In the pre-dawn hours, Union troops boarded 52 pontoons and rode the swift current of the Tennessee River around Moccasin Bend, past Confederate pickets both on Lookout Mountain and along the river. Landing at Brown’s Ferry, they drove back the Confederate forces in sharp fighting.
The famous "Cracker Line" was open. Over the next month, the pontoon bridge built by Union engineers would see a nearly uninterrupted line of men, food and supplies, which led directly to the Union’s November victories on Lookout Mountain and Missionary Ridge.
A couple of years ago, the Civil War Trust was able to save the first 12 acres of this battlefield, where nothing had been preserved before, despite the staggering importance of this action on the overall Chickamauga – Chattanooga campaign. (At our 2017 annual conference, we were able to take several busloads of Civil War Trust members and land the Southern Belle, a dinner cruise boat, at this now-protected site).
By now, I hope you are saying, “O.K., Jim, I’m sold on these pieces of battlefield land. Remind me again how much will this cost, and are there any matching funds to help pay for them?
Answer: Absolutely! Today, these 15 acres have a cost of $1,549,000. But you and I can save this land for just $73,250! Again, that’s a $21.17-to-$1 match of your donation dollar!
If you and I can raise the final 4.7% -- just $73,250 – to leverage and unlock this needed state and federal matching money, we will save this absolutely crucial unprotected ground before it is lost forever.
But even more important than increasing the value of your donation more than 2,100 percent, I am reminded of something a good friend once said to me. Woody Harrell, the now-retired-and-running-marathons-all-across-America superintendent of the national park at Shiloh, told me:
“People will be singing the Civil War Trust’s praises 100 years from now.”
Think about that for a moment, my friend… one hundred years from now, what will it even be like to go to a Civil War battlefield? Sure, the indefatigable Ed Bearss – at age 195 – will still be giving tours, but I imagine it will be a very different experience from what you and I know today.
Will there be high-definition, 3-D, holographic projections showing re-creations of the battle on the actual ground in real-time? Will you put on a virtual-reality headset or other data device and have your tromps across this hallowed ground thoroughly narrated via satellite depending on where you are on the battlefield? Who knows what other technological advances are on the horizon?
I believe people will be drawn to these hallowed, sacred places and they will sing your praises, saying, “Thank God someone was forward thinking enough to see this coming, and generous enough of their time and treasure to save these places while they had the chance.”

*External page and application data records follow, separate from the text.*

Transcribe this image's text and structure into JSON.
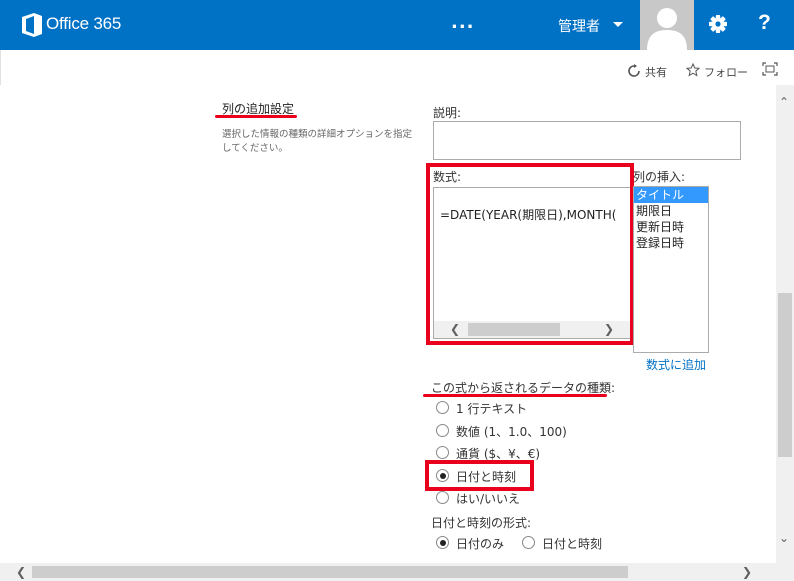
{
  "suite": {
    "app_name": "Office 365",
    "more_label": "...",
    "user_label": "管理者",
    "help_label": "?"
  },
  "actions": {
    "share_label": "共有",
    "follow_label": "フォロー"
  },
  "section": {
    "title": "列の追加設定",
    "description": "選択した情報の種類の詳細オプションを指定してください。"
  },
  "description_field": {
    "label": "説明:",
    "value": ""
  },
  "formula_field": {
    "label": "数式:",
    "value": "=DATE(YEAR(期限日),MONTH("
  },
  "insert_column": {
    "label": "列の挿入:",
    "items": [
      "タイトル",
      "期限日",
      "更新日時",
      "登録日時"
    ],
    "selected_index": 0,
    "add_link": "数式に追加"
  },
  "return_type": {
    "label": "この式から返されるデータの種類:",
    "options": [
      "1 行テキスト",
      "数値 (1、1.0、100)",
      "通貨 ($、¥、€)",
      "日付と時刻",
      "はい/いいえ"
    ],
    "selected": "日付と時刻"
  },
  "date_format": {
    "label": "日付と時刻の形式:",
    "options": [
      "日付のみ",
      "日付と時刻"
    ],
    "selected": "日付のみ"
  },
  "colors": {
    "suite_bar": "#0072c6",
    "highlight": "#e8001c",
    "link": "#0072c6",
    "list_selected": "#3399ff"
  }
}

I also believe that as long as there are places for Americans to go to learn about their history, they will continue to WANT to learn about their history. If these places are erased from our national landscape, they may as well be erased from our national memory.
I hope you agree, and that you’ll stand with me and the Civil War Trust today in this crucial effort to save 15 acres of Tennessee Civil War battlefield land while multiplying your support by $21.17.
Thank you once again for all you have done, and all that you continue to do, to save our nation’s Civil War battlefields. Your generosity is the difference between saving this land, or watching it be developed and destroyed, and I don’t know what I would do without you. I look forward to hearing from you soon.
Sincerely yours, 'til the work is done, and the battle is won,
P.S. I hope you will join me in starting 2018 with a boom, multiplying every $1 you give today into $21.17 to save hallowed ground at Franklin, Fort Donelson, and Brown’s Ferry. If you would prefer to donate securely online, please visit our appeal page here.
Sometime early this year – thanks to you! – we will hit the milestone of 50,000 acres of hallowed ground saved! Every acre counts, and every dollar counts, especially when it can be turned into $21.17! Please respond as soon as you are able. Thank you again, my friend.